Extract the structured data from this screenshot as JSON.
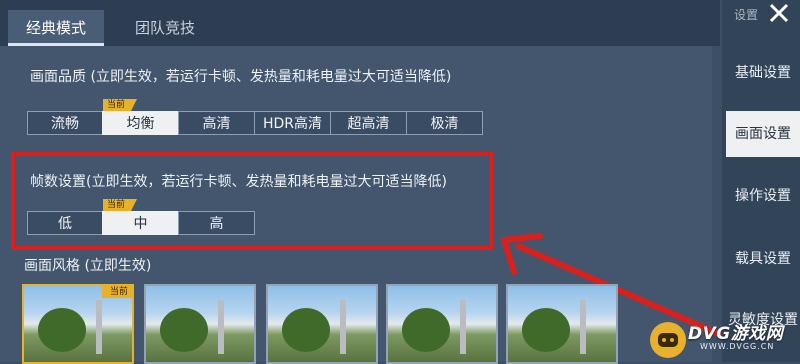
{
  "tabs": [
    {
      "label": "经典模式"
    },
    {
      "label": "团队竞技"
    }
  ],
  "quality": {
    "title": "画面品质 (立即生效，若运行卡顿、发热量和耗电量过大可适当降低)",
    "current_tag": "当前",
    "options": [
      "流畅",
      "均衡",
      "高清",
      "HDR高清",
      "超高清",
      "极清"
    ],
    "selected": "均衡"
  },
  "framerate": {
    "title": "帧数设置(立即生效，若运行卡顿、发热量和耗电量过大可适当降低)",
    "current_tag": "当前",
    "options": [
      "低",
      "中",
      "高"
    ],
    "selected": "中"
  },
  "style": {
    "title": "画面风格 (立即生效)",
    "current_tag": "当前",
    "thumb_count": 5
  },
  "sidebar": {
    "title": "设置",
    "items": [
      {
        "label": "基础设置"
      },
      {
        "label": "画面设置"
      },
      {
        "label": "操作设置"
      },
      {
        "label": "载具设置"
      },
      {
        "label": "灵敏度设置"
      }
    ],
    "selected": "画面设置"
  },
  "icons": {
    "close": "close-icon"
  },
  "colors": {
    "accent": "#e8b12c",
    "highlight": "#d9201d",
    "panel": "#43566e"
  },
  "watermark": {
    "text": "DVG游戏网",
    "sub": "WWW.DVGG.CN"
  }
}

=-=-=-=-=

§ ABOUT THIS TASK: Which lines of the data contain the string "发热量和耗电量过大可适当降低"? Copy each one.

§ THE COMPLETED TASK:
    "title": "画面品质 (立即生效，若运行卡顿、发热量和耗电量过大可适当降低)",
    "title": "帧数设置(立即生效，若运行卡顿、发热量和耗电量过大可适当降低)",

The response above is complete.